╭──

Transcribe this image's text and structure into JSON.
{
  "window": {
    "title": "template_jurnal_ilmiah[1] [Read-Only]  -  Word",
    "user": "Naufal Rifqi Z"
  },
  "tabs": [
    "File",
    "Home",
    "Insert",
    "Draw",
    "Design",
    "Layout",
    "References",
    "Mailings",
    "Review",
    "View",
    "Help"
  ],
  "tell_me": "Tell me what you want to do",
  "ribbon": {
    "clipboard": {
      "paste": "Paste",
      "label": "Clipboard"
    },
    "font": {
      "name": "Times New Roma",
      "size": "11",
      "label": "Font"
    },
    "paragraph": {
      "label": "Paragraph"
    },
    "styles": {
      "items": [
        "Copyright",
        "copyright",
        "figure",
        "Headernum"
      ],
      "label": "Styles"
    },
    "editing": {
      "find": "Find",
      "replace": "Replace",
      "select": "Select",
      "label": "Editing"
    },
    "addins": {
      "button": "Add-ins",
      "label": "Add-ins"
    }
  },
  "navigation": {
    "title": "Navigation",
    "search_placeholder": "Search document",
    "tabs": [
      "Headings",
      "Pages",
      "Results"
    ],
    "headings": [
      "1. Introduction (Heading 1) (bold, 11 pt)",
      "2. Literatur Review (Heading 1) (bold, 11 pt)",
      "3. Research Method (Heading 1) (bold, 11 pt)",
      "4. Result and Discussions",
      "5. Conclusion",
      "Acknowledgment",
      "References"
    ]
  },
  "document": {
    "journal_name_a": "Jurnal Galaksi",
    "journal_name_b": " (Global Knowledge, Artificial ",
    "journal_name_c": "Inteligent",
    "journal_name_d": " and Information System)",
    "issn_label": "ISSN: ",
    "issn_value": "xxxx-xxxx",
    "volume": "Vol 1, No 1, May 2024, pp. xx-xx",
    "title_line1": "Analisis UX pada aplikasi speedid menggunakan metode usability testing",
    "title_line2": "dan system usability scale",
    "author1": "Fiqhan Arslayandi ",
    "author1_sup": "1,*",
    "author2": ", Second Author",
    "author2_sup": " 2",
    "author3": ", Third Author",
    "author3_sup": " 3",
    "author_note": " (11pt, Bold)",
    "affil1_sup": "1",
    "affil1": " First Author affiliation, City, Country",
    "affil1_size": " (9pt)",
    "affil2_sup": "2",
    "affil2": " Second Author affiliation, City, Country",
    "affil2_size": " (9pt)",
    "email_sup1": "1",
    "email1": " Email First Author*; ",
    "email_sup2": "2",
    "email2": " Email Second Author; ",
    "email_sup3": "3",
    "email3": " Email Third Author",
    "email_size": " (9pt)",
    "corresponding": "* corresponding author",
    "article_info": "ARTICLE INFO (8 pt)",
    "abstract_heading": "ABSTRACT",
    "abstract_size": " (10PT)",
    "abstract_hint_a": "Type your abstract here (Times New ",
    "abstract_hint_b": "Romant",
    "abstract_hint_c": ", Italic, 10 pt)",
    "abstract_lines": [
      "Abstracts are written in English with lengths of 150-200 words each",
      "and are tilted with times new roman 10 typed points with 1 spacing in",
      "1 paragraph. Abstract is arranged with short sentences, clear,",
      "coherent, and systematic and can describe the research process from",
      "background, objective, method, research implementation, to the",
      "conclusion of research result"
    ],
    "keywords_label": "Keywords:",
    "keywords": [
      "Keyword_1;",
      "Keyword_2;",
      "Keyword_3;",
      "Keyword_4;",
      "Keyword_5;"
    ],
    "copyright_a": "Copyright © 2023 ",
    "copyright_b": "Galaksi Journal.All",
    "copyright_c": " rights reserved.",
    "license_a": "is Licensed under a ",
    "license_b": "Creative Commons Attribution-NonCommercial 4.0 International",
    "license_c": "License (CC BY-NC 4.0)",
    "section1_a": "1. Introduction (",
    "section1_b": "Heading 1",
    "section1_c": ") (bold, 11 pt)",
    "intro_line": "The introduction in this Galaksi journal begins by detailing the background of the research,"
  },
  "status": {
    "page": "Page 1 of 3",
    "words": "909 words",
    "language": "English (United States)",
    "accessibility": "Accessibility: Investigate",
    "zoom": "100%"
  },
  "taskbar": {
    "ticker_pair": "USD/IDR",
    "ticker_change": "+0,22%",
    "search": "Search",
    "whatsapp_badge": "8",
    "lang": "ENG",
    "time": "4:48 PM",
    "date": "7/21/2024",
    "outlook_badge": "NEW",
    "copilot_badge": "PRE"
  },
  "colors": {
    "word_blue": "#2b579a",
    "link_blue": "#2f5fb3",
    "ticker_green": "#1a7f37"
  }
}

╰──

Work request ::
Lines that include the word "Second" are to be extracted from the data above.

Answer box ::
    "author2": ", Second Author",
    "affil2": " Second Author affiliation, City, Country",
    "email2": " Email Second Author; ",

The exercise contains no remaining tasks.